Employers in Michigan who must withhold federal income tax from employee wages under the Internal Revenue Code must also withhold Michigan income tax—which is currently 4.25 percent, after the deduction of personal and dependency exemption allowances. In addition, employers in some local jurisdictions must withhold local income tax.

Corporate Income Tax

C corporations and corporations who are taxed as such federally must pay a 6-percent Michigan Corporate Income Tax (CIT)—which replaced the Michigan Business Tax in 2012 for the majority of taxpayers.

If your allocated gross receipts are less than $350,000 and/or your annual tax liability is less than or equal to $100, you do not have to pay or file the CIT. Financial institutions and insurance companies are excluded from the gross receipts threshold. Insurance companies and financial institutions pay alternative taxes, instead of CIT.

Insurance companies pay a premium tax of 1.25 percent and financial institutions pay a franchise tax of .29 percent. For more information on these taxes, visit the state’s Department of Treasury website.

Workers’ Compensation

Worker’s compensation, as required in Michigan, provides wage replacement, medical, and rehabilitation benefits to individuals who are injured while at work. At the same time, it protects employers by limiting their liability.

Most public and private employers in Michigan are covered by workers’ compensation. Generally, private employers are subject to the state’s Workers’ Disability Compensation Act if:

  • They have three or more employees simultaneously
  • One or more employees earn 35 hours or more a week for 13 or more weeks

Note that a few classes of workers are covered by federal laws but not by the Workers’ Disability Compensation Act of Michigan, including postal workers, VA hospital staff, and members of the U.S. armed forces.

Essentially, most workers are covered by the state’s workers’ compensation laws, which require that employers provide some way of assuring that they can pay benefits to workers injured on the job. Most employers purchase a policy from private insurance companies to meet this requirement.

More information on workers’ compensation laws in Michigan can be found on The Michigan Department of Licensing and Regulatory Affairs website.

Unemployment Insurance

Federal unemployment insurance and Michigan unemployment insurance must be paid entirely by the employer rather than by the employee.

The federal unemployment tax (FUTA) rate, after full credit, is 0.6 percent of the first $7,000 paid to each employee covered under the federal law.

Regarding Michigan’s state unemployment tax (SUTA), new employers in Michigan are charged a tax rate of 2.7 percent for the first two years, except for new construction employers who must pay an “average construction contractor rate” for the initial two years. For 2017, Michigan unemployment tax is calculated on only the first $9,500 of each covered employee’s taxable wages.

Ultimately, your Michigan unemployment tax rate depends on your experience rating. For example, the fewer benefits charged to your account, the lower your rate. The size of your payroll is also considered: Relatively low numbers of workers mean a lower than average rate.

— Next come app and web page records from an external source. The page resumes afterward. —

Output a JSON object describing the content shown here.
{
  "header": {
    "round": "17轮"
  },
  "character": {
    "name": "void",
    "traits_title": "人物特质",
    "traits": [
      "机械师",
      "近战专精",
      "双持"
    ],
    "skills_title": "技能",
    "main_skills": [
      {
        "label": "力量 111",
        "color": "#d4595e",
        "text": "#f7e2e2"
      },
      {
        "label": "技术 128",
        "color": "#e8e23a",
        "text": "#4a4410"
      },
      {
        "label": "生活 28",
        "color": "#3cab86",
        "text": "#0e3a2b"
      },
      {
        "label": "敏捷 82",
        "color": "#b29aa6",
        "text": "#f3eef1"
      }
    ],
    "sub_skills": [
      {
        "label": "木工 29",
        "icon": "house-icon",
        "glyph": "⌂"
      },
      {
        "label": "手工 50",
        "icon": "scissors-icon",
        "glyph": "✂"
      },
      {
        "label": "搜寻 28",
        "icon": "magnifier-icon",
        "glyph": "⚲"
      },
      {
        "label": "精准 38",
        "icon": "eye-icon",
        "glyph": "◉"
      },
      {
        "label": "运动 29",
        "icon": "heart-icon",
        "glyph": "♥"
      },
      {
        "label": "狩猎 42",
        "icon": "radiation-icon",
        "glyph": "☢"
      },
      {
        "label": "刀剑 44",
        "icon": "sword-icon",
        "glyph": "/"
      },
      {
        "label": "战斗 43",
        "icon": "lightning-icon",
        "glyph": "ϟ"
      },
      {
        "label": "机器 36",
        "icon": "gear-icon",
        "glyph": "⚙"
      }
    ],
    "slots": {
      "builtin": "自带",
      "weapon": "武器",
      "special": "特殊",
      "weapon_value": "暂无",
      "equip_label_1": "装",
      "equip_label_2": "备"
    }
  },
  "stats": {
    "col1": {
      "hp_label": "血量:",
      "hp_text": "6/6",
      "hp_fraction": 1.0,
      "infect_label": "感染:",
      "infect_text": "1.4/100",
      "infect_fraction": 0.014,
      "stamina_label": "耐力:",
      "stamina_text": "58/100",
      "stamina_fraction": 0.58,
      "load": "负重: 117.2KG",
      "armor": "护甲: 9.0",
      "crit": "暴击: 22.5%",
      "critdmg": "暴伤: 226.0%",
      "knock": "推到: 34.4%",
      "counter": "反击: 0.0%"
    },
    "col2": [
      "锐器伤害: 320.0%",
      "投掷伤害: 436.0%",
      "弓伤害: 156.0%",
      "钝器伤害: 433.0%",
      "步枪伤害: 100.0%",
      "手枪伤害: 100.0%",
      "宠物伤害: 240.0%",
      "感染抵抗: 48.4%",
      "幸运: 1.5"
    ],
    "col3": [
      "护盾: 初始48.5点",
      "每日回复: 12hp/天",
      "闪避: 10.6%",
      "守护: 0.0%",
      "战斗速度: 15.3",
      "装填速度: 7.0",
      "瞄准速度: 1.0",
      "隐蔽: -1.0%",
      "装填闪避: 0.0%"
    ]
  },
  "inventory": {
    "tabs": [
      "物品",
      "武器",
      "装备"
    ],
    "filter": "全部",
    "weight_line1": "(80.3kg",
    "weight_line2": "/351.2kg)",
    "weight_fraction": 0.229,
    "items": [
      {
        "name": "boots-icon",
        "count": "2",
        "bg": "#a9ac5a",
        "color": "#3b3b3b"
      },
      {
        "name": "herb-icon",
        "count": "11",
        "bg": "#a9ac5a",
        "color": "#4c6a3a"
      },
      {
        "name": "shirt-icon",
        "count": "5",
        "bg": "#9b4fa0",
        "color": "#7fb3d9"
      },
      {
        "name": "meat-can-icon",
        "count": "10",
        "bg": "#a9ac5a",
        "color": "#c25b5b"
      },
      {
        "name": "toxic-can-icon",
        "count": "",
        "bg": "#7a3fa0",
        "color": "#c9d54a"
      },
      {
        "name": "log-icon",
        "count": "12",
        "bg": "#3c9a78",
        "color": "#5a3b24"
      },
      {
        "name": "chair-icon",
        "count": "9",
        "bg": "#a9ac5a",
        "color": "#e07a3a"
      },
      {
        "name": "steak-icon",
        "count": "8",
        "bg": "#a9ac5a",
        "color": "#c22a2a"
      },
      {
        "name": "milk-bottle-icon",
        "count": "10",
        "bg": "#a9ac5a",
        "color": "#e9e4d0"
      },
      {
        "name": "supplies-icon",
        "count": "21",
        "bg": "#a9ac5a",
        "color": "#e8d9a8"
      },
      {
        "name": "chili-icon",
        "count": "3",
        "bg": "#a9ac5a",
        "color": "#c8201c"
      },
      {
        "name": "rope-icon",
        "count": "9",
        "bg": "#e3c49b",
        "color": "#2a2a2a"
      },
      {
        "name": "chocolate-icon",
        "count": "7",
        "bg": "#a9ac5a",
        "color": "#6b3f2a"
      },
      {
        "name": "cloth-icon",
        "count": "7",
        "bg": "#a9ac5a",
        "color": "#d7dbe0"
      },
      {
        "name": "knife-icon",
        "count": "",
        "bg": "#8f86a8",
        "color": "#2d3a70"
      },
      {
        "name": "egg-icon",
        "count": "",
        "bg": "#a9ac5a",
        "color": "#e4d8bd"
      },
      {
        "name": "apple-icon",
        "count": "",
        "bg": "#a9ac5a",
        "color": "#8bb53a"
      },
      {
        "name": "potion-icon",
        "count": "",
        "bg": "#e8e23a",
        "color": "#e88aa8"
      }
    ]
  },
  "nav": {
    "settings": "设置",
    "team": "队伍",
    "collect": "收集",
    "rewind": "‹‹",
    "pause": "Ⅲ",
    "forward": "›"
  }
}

Social Security and Medicare Taxes

Employers in Michigan must withhold Social Security and Medicare taxes from their employees’ taxable wages plus pay their own share of those taxes.

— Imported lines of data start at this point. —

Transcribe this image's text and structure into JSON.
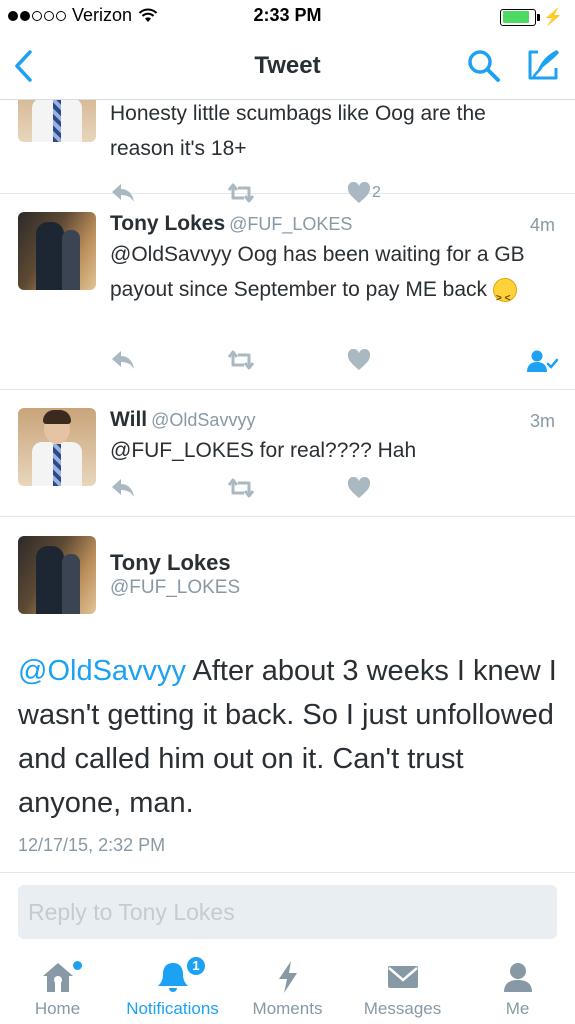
{
  "status_bar": {
    "carrier": "Verizon",
    "time": "2:33 PM",
    "signal_bars": 2,
    "battery_level": 0.85
  },
  "nav": {
    "title": "Tweet",
    "back_icon": "chevron-left-icon",
    "search_icon": "search-icon",
    "compose_icon": "compose-icon"
  },
  "tweets": [
    {
      "text": "Honesty little scumbags like Oog are the reason it's 18+",
      "like_count": "2"
    },
    {
      "name": "Tony Lokes",
      "handle": "@FUF_LOKES",
      "time": "4m",
      "text": "@OldSavvyy Oog has been waiting for a GB payout since September to pay ME back"
    },
    {
      "name": "Will",
      "handle": "@OldSavvyy",
      "time": "3m",
      "text": "@FUF_LOKES for real???? Hah"
    }
  ],
  "detail": {
    "name": "Tony Lokes",
    "handle": "@FUF_LOKES",
    "mention": "@OldSavvyy",
    "text": " After about 3 weeks I knew I wasn't getting it back. So I just unfollowed and called him out on it. Can't trust anyone, man.",
    "date": "12/17/15, 2:32 PM"
  },
  "reply": {
    "placeholder": "Reply to Tony Lokes"
  },
  "tabs": [
    {
      "label": "Home",
      "icon": "home-icon"
    },
    {
      "label": "Notifications",
      "icon": "bell-icon",
      "badge": "1"
    },
    {
      "label": "Moments",
      "icon": "lightning-icon"
    },
    {
      "label": "Messages",
      "icon": "envelope-icon"
    },
    {
      "label": "Me",
      "icon": "person-icon"
    }
  ],
  "colors": {
    "accent": "#1da1f2",
    "muted": "#8899a6",
    "text": "#292f33",
    "action_icon": "#aab8c2"
  }
}
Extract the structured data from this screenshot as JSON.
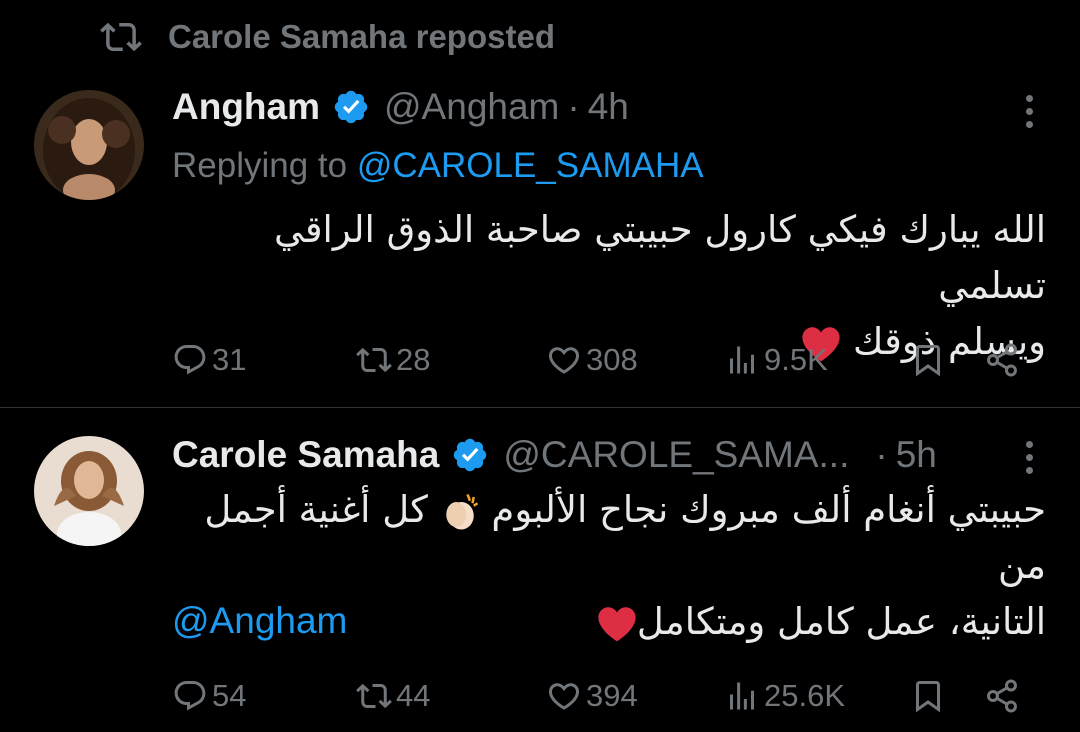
{
  "repost_banner": {
    "text": "Carole Samaha reposted"
  },
  "tweets": [
    {
      "name": "Angham",
      "handle": "@Angham",
      "separator": "·",
      "time": "4h",
      "replying_prefix": "Replying to ",
      "replying_to": "@CAROLE_SAMAHA",
      "text_line1": "الله يبارك فيكي  كارول حبيبتي صاحبة الذوق الراقي  تسلمي",
      "text_line2": "ويسلم ذوقك",
      "stats": {
        "replies": "31",
        "reposts": "28",
        "likes": "308",
        "views": "9.5K"
      }
    },
    {
      "name": "Carole Samaha",
      "handle": "@CAROLE_SAMA...",
      "separator": "·",
      "time": "5h",
      "text_line1_a": "حبيبتي أنغام ألف مبروك نجاح الألبوم",
      "text_line1_b": "كل أغنية أجمل من",
      "text_line2": "التانية، عمل كامل ومتكامل",
      "mention": "@Angham",
      "stats": {
        "replies": "54",
        "reposts": "44",
        "likes": "394",
        "views": "25.6K"
      }
    }
  ],
  "icons": {
    "repost": "repost-icon",
    "verified": "verified-badge-icon",
    "more": "more-icon",
    "reply": "reply-icon",
    "like": "heart-icon",
    "views": "views-icon",
    "bookmark": "bookmark-icon",
    "share": "share-icon"
  },
  "colors": {
    "background": "#000000",
    "text": "#e7e9ea",
    "muted": "#71767b",
    "accent": "#1d9bf0",
    "heart": "#e0245e"
  }
}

For 2017, employers and employees pay Social Security tax at 6.2 percent of taxable wages—up to the annual wage base of $127,200. The Medicare tax rate for employers and employees is 1.45 percent of all taxable wages. However, some employee wages are subject to an additional Medicare tax of 0.9 percent.

Keep in mind that relevant businesses in Michigan must not only pay taxes and insurance but also file reports with the administering federal, state and local agency. To avoid penalties and interest stemming from noncompliance, it’s important to stay abreast of and follow the rules put forth by the respective agency.



June 20, 2017




Article Business Executives Under 50 Employees Compliance

Subscribe To Our Blog